Work required: Write each entry out again exactly as it was given.

========================================================================

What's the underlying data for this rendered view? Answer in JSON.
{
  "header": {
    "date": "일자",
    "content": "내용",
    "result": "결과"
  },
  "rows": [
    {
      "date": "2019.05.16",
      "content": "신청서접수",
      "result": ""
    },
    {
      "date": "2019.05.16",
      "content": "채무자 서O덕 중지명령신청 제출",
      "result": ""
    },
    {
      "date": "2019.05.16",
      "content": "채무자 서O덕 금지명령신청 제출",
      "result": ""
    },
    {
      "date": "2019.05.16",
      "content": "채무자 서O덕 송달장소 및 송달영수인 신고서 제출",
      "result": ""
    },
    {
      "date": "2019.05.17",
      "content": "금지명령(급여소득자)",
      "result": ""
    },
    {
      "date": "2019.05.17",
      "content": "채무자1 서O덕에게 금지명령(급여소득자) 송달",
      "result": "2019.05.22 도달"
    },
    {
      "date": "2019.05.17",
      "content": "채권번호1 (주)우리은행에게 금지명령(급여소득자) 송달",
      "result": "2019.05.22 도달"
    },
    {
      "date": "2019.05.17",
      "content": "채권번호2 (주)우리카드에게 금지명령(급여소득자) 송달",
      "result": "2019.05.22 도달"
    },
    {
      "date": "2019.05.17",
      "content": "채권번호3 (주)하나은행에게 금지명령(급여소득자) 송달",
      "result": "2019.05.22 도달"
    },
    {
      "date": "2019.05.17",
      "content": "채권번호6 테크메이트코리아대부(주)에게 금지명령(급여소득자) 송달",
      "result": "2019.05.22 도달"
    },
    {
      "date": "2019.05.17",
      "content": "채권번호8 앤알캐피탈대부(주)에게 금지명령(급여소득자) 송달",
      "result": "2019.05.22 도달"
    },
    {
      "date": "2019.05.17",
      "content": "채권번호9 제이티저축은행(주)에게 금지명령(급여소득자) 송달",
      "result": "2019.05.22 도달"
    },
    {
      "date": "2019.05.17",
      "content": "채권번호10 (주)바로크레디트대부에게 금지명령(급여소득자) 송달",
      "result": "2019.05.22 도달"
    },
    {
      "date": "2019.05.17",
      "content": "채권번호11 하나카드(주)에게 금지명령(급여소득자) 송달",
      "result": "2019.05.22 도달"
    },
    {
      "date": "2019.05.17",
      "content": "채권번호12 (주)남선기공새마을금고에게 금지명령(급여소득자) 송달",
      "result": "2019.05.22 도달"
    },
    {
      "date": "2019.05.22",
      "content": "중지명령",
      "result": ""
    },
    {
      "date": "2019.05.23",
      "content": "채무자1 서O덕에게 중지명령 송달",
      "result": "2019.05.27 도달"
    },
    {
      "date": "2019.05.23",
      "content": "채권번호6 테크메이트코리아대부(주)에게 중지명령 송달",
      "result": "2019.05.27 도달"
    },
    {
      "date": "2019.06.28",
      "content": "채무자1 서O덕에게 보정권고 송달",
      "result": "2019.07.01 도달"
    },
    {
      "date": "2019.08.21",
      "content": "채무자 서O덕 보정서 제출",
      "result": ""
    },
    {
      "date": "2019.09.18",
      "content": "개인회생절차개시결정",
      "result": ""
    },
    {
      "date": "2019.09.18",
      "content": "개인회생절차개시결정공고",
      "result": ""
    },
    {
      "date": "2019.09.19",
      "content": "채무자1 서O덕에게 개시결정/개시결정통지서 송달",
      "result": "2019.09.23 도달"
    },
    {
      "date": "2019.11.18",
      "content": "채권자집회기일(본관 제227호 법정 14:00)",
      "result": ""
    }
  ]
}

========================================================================

Answer area:
What's the underlying data for this rendered view? Answer in JSON.
{
  "header": {
    "date": "일자",
    "content": "내용",
    "result": "결과"
  },
  "rows": [
    {
      "date": "2019.05.16",
      "content": "신청서접수",
      "result": ""
    },
    {
      "date": "2019.05.16",
      "content": "채무자 서O덕 중지명령신청 제출",
      "result": ""
    },
    {
      "date": "2019.05.16",
      "content": "채무자 서O덕 금지명령신청 제출",
      "result": ""
    },
    {
      "date": "2019.05.16",
      "content": "채무자 서O덕 송달장소 및 송달영수인 신고서 제출",
      "result": ""
    },
    {
      "date": "2019.05.17",
      "content": "금지명령(급여소득자)",
      "result": ""
    },
    {
      "date": "2019.05.17",
      "content": "채무자1 서O덕에게 금지명령(급여소득자) 송달",
      "result": "2019.05.22 도달"
    },
    {
      "date": "2019.05.17",
      "content": "채권번호1 (주)우리은행에게 금지명령(급여소득자) 송달",
      "result": "2019.05.22 도달"
    },
    {
      "date": "2019.05.17",
      "content": "채권번호2 (주)우리카드에게 금지명령(급여소득자) 송달",
      "result": "2019.05.22 도달"
    },
    {
      "date": "2019.05.17",
      "content": "채권번호3 (주)하나은행에게 금지명령(급여소득자) 송달",
      "result": "2019.05.22 도달"
    },
    {
      "date": "2019.05.17",
      "content": "채권번호6 테크메이트코리아대부(주)에게 금지명령(급여소득자) 송달",
      "result": "2019.05.22 도달"
    },
    {
      "date": "2019.05.17",
      "content": "채권번호8 앤알캐피탈대부(주)에게 금지명령(급여소득자) 송달",
      "result": "2019.05.22 도달"
    },
    {
      "date": "2019.05.17",
      "content": "채권번호9 제이티저축은행(주)에게 금지명령(급여소득자) 송달",
      "result": "2019.05.22 도달"
    },
    {
      "date": "2019.05.17",
      "content": "채권번호10 (주)바로크레디트대부에게 금지명령(급여소득자) 송달",
      "result": "2019.05.22 도달"
    },
    {
      "date": "2019.05.17",
      "content": "채권번호11 하나카드(주)에게 금지명령(급여소득자) 송달",
      "result": "2019.05.22 도달"
    },
    {
      "date": "2019.05.17",
      "content": "채권번호12 (주)남선기공새마을금고에게 금지명령(급여소득자) 송달",
      "result": "2019.05.22 도달"
    },
    {
      "date": "2019.05.22",
      "content": "중지명령",
      "result": ""
    },
    {
      "date": "2019.05.23",
      "content": "채무자1 서O덕에게 중지명령 송달",
      "result": "2019.05.27 도달"
    },
    {
      "date": "2019.05.23",
      "content": "채권번호6 테크메이트코리아대부(주)에게 중지명령 송달",
      "result": "2019.05.27 도달"
    },
    {
      "date": "2019.06.28",
      "content": "채무자1 서O덕에게 보정권고 송달",
      "result": "2019.07.01 도달"
    },
    {
      "date": "2019.08.21",
      "content": "채무자 서O덕 보정서 제출",
      "result": ""
    },
    {
      "date": "2019.09.18",
      "content": "개인회생절차개시결정",
      "result": ""
    },
    {
      "date": "2019.09.18",
      "content": "개인회생절차개시결정공고",
      "result": ""
    },
    {
      "date": "2019.09.19",
      "content": "채무자1 서O덕에게 개시결정/개시결정통지서 송달",
      "result": "2019.09.23 도달"
    },
    {
      "date": "2019.11.18",
      "content": "채권자집회기일(본관 제227호 법정 14:00)",
      "result": ""
    }
  ]
}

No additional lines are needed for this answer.